SENDER-ID was required to be a separate protocol.  Simply put, SPF is 
not a PAYLOAD technology, SENDER-ID is a PAYLOAD technology and the 
"twine shall never meet."  Introducing this scope in SPF violates the 
boundary layers.

Second, I don't pay attention to what that charter says (especially 
when written by this person, which I don't mind saying I have a hard 
time agreeing with his engineering thinking often especially when it 
comes to PRODUCT R&D) but how would the proposed extension by applied 
with 100% compatibility without FORCING it down people's throat.

1) SPF receivers are NOT REQUIRED to ADD/OR enable the scope extension,

2) Administrators adding a scope to their 5321.From domain that 
includes a scope:

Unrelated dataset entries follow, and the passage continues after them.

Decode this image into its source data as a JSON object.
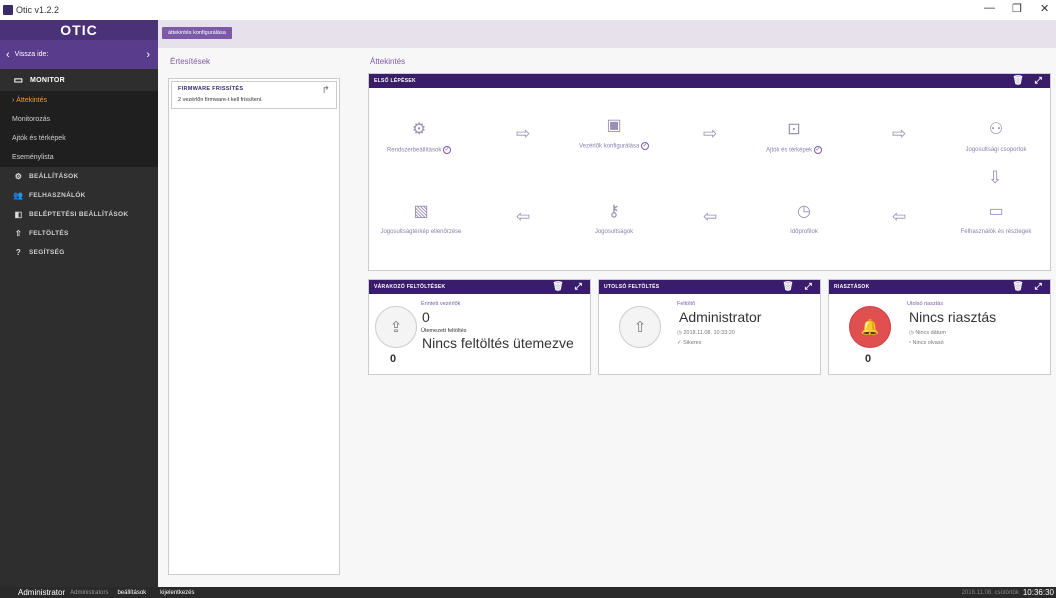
{
  "window": {
    "title": "Otic v1.2.2"
  },
  "sidebar": {
    "logo": "OTIC",
    "back_label": "Vissza ide:",
    "monitor_header": "MONITOR",
    "monitor_items": [
      {
        "label": "Áttekintés",
        "active": true
      },
      {
        "label": "Monitorozás"
      },
      {
        "label": "Ajtók és térképek"
      },
      {
        "label": "Eseménylista"
      }
    ],
    "sections": [
      {
        "label": "BEÁLLÍTÁSOK",
        "icon": "gear-icon"
      },
      {
        "label": "FELHASZNÁLÓK",
        "icon": "users-icon"
      },
      {
        "label": "BELÉPTETÉSI BEÁLLÍTÁSOK",
        "icon": "door-icon"
      },
      {
        "label": "FELTÖLTÉS",
        "icon": "upload-icon"
      },
      {
        "label": "SEGÍTSÉG",
        "icon": "help-icon"
      }
    ]
  },
  "toolbar": {
    "config_button": "áttekintés konfigurálása"
  },
  "notifications": {
    "title": "Értesítések",
    "cards": [
      {
        "title": "FIRMWARE FRISSÍTÉS",
        "text": "2 vezérlőn firmware-t kell frissíteni."
      }
    ]
  },
  "overview": {
    "title": "Áttekintés",
    "first_steps": {
      "header": "ELSŐ LÉPÉSEK",
      "steps": [
        {
          "label": "Rendszerbeállítások",
          "icon": "gear-icon"
        },
        {
          "label": "Vezérlők konfigurálása",
          "icon": "chip-icon"
        },
        {
          "label": "Ajtók és térképek",
          "icon": "door-icon"
        },
        {
          "label": "Jogosultsági csoportok",
          "icon": "group-icon"
        },
        {
          "label": "Felhasználók és részlegek",
          "icon": "folder-icon"
        },
        {
          "label": "Időprofilok",
          "icon": "clock-icon"
        },
        {
          "label": "Jogosultságok",
          "icon": "key-icon"
        },
        {
          "label": "Jogosultságtérkép ellenőrzése",
          "icon": "map-icon"
        }
      ]
    },
    "pending": {
      "header": "VÁRAKOZÓ FELTÖLTÉSEK",
      "affected_label": "Érintett vezérlők",
      "affected_value": "0",
      "scheduled_label": "Ütemezett feltöltés",
      "scheduled_value": "Nincs feltöltés ütemezve",
      "count": "0"
    },
    "last_upload": {
      "header": "UTOLSÓ FELTÖLTÉS",
      "uploader_label": "Feltöltő",
      "uploader_value": "Administrator",
      "datetime": "2018.11.08. 10:33:20",
      "status": "Sikeres"
    },
    "alarms": {
      "header": "RIASZTÁSOK",
      "last_label": "Utolsó riasztás",
      "last_value": "Nincs riasztás",
      "no_date": "Nincs dátum",
      "no_reader": "Nincs olvasó",
      "count": "0"
    }
  },
  "statusbar": {
    "user": "Administrator",
    "role": "Administrators",
    "settings": "beállítások",
    "logout": "kijelentkezés",
    "date": "2018.11.08. csütörtök",
    "time": "10:36:30"
  }
}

    a) MUST NOT attempt to force preemption of the 5321.From check,
    b) MUST NOT assume receivers will support or honor the scope 
information,
    c) SPF receivers MAY honor the scope extension,
    d) SPF receivers MAY skip the 5321.From check

Regardless of what the charter says, this is the only way it can be 
implemented without harming current operations.

(Continue reading)

Commerco WebMaster | 19 Dec 06:39 2011
Picon

Re: Fwd: Re: [spfbis] SPFBIS proposed charter

Hector,

Thoughts interspersed below:

On 12/18/2011 5:37 PM, HECTOR SANTOS wrote:
> First, the proposed charter has contradictions, like making out of scope
> the old MARID SPF vs SENDER-ID debates which is 100% pertinent to the
> idea of whether this scope extension is a good idea or not. No way to
> have a legitimate engineering WG debate without highlighting the fact
> that the same reason to reject it will be the same reasons SENDER-ID was
> required to be a separate protocol. Simply put, SPF is not a PAYLOAD
> technology, SENDER-ID is a PAYLOAD technology and the "twine shall never
> meet." Introducing this scope in SPF violates the boundary layers.
>

I was of the impression reading the out of scope remark as being a 
decision to avoid discussion of the SENDER-ID fork of SPF, which has 
some show stopping issues that arguably stunted its implementation in 
favor of the MARID SPF draft.  MARID SPF was pretty clean and easy 
enough to implement as a publishing adopter.  I would guess is the way 
most adopters implemented SPF (MARID not SENDER-ID).  I would think the 
SENDER-ID proponents and supporters may have gone to DKIM, if they found 
SPF V1 alone inadequate for their needs.

As I remember, the entire stated goal of SPF V1 was simply to disallow 
people from misusing the domain names of other people who hold the names 
via such activities as SPAM.  SPF has been doing that successfully for 
many publishers for quite a few years now.

> Second, I don't pay attention to what that charter says (especially when
(Continue reading)


Gmane